chapter  18
Currency Problems of the British Empire, 1814–1914
WithD. A. Farnie, W. O. Henderson
Pages 30
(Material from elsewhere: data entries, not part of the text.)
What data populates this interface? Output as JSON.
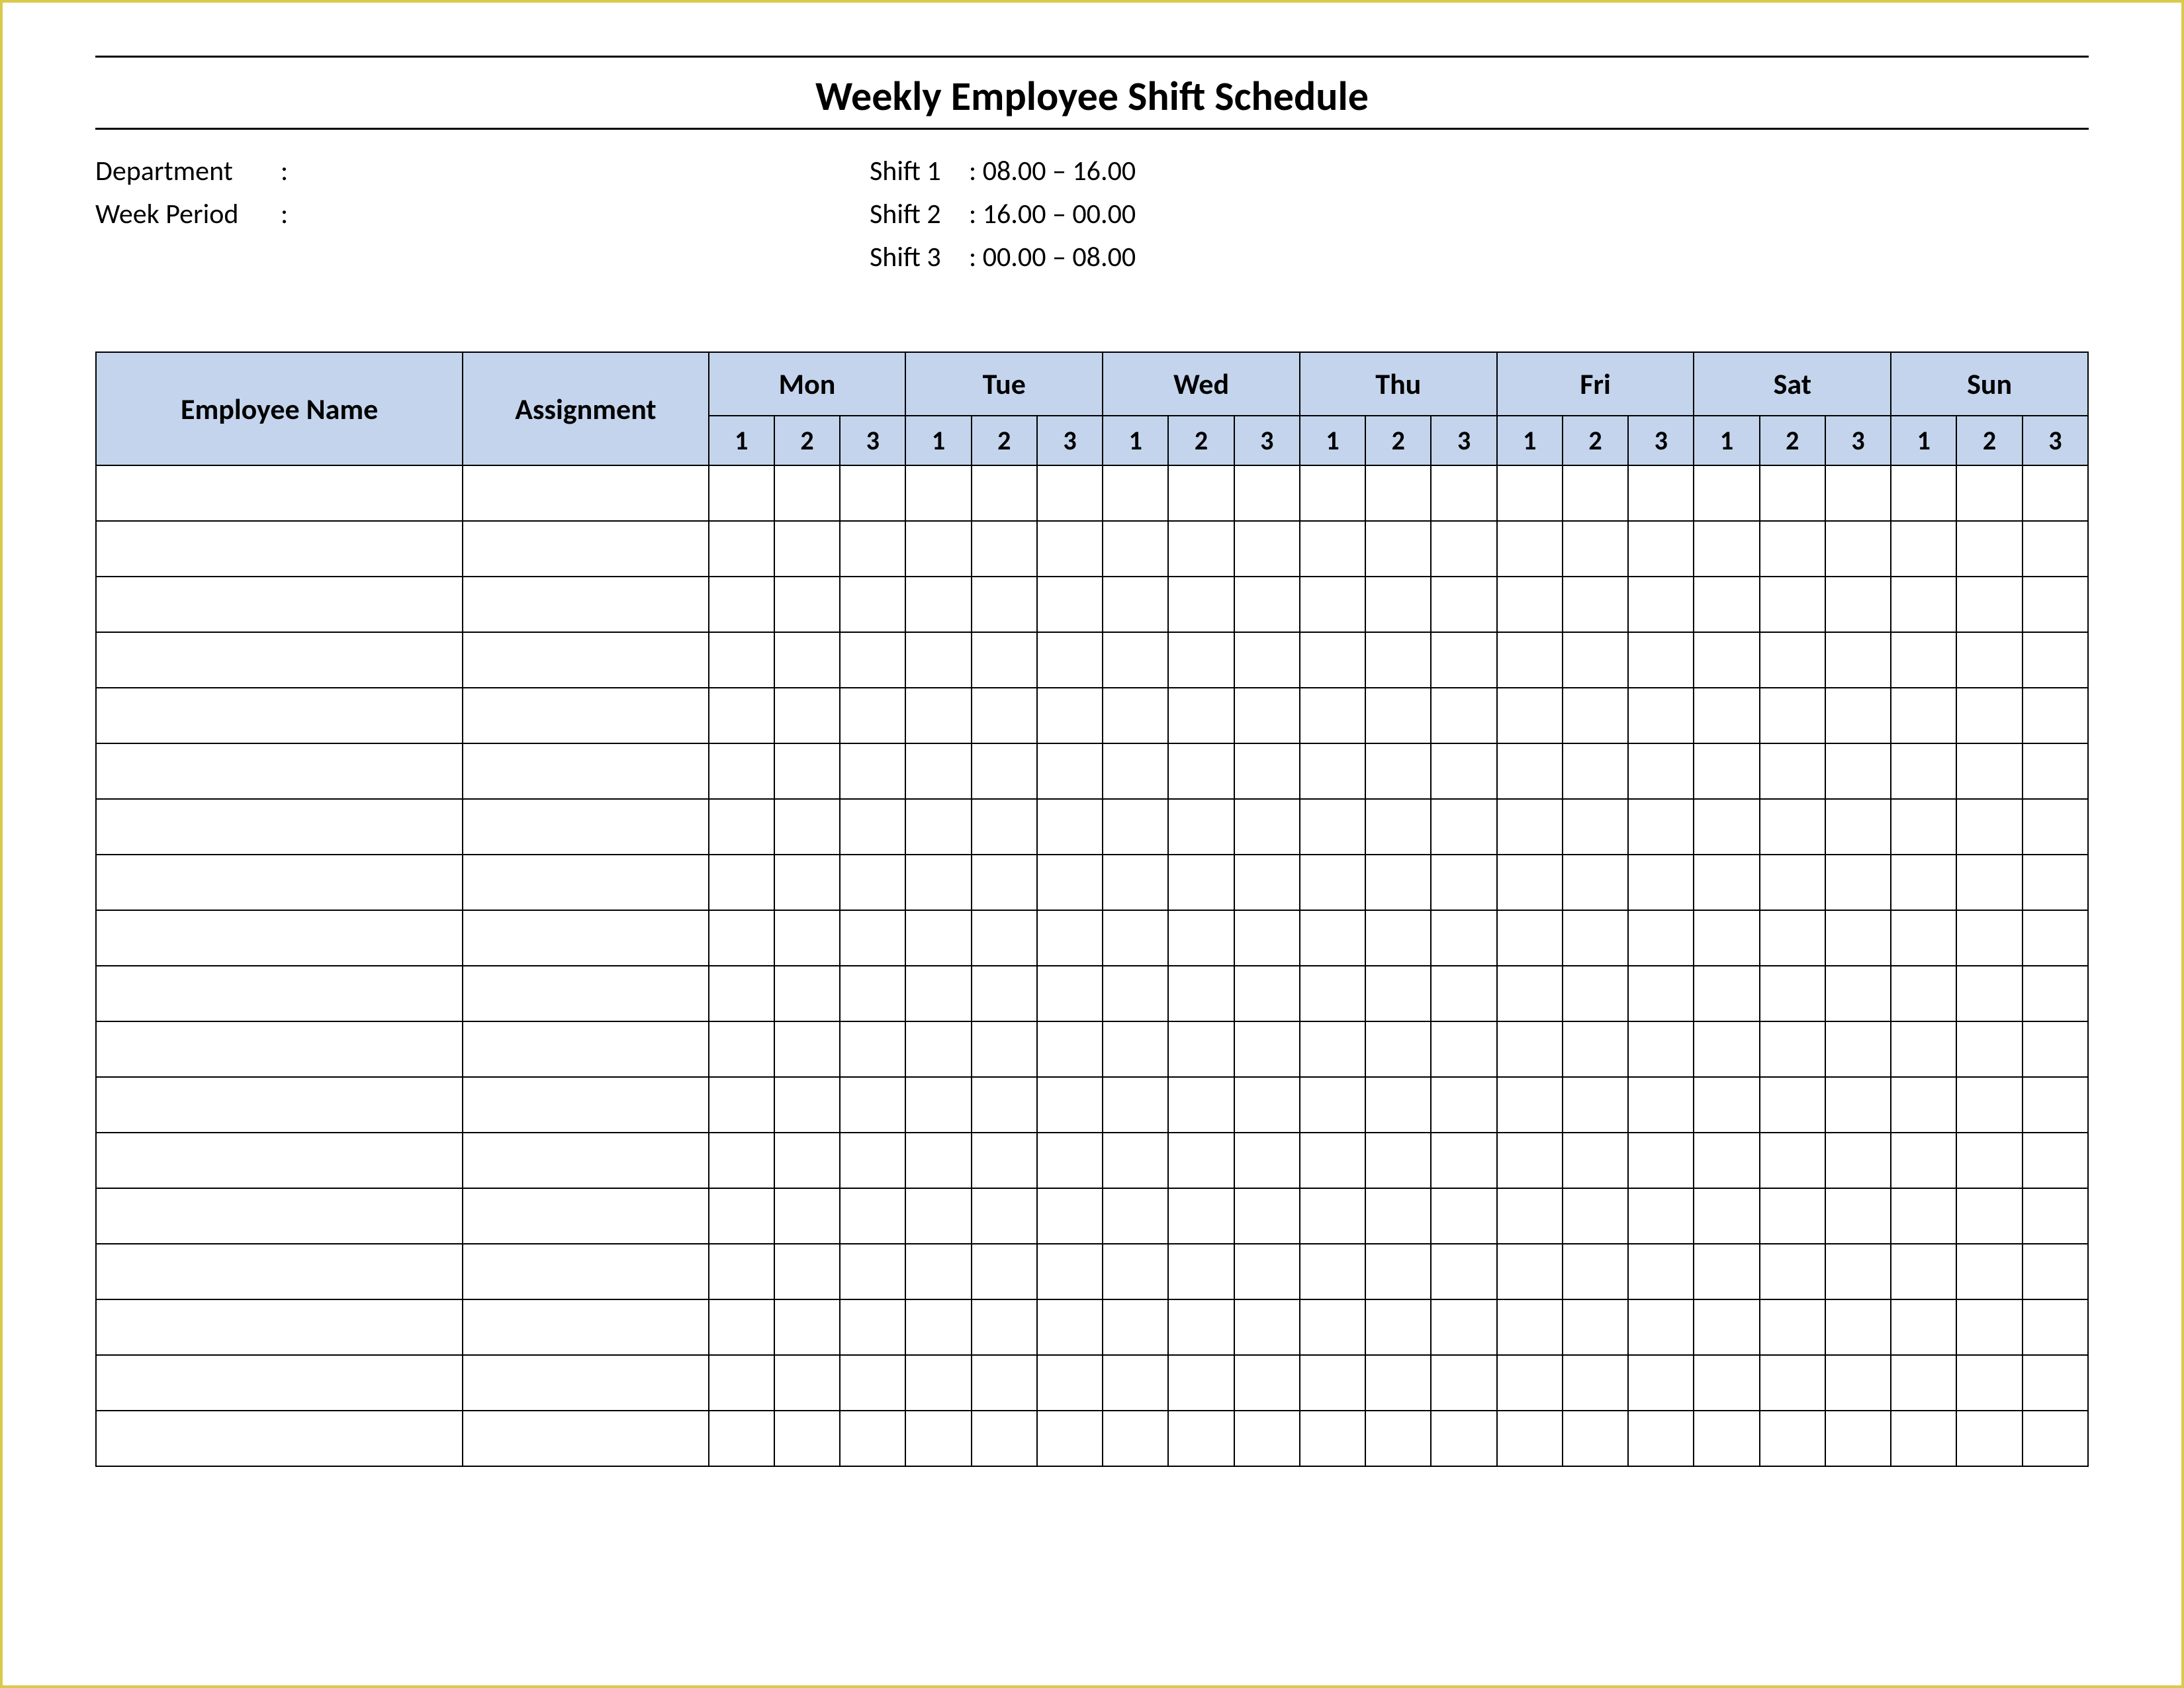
{
  "title": "Weekly Employee Shift Schedule",
  "info": {
    "department_label": "Department",
    "department_value": "",
    "week_period_label": "Week  Period",
    "week_period_value": "",
    "shifts": [
      {
        "label": "Shift 1",
        "range": "08.00  – 16.00"
      },
      {
        "label": "Shift 2",
        "range": "16.00  – 00.00"
      },
      {
        "label": "Shift 3",
        "range": "00.00  – 08.00"
      }
    ]
  },
  "table": {
    "headers": {
      "employee": "Employee Name",
      "assignment": "Assignment",
      "days": [
        "Mon",
        "Tue",
        "Wed",
        "Thu",
        "Fri",
        "Sat",
        "Sun"
      ],
      "shifts": [
        "1",
        "2",
        "3"
      ]
    },
    "empty_rows": 18
  }
}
The successful restoration of a gold standard and the maintenance of the new silver currency in circulation depended on the price of silver remaining below 5s 6d per standard or sterling ounce. While Great Britain struggled to maintain a gold standard with some difficulty the East India Company, on the other side of the world, was moving inexorably towards a silver standard. In Aden, annexed by Britain in 1839 and administered by the East India Company and the Government of India successively, the Indian rupee, with its fractional subsidiary pieces, became the local monetary unit. The enterprise of Indian traders in East Africa was reflected in the adoption by the Sultan of Zanzibar of a coinage system based on 192 pysa to the Indian rupee, and the striking of copper quarter annas and silver rials equal to two Indian rupees in 1882.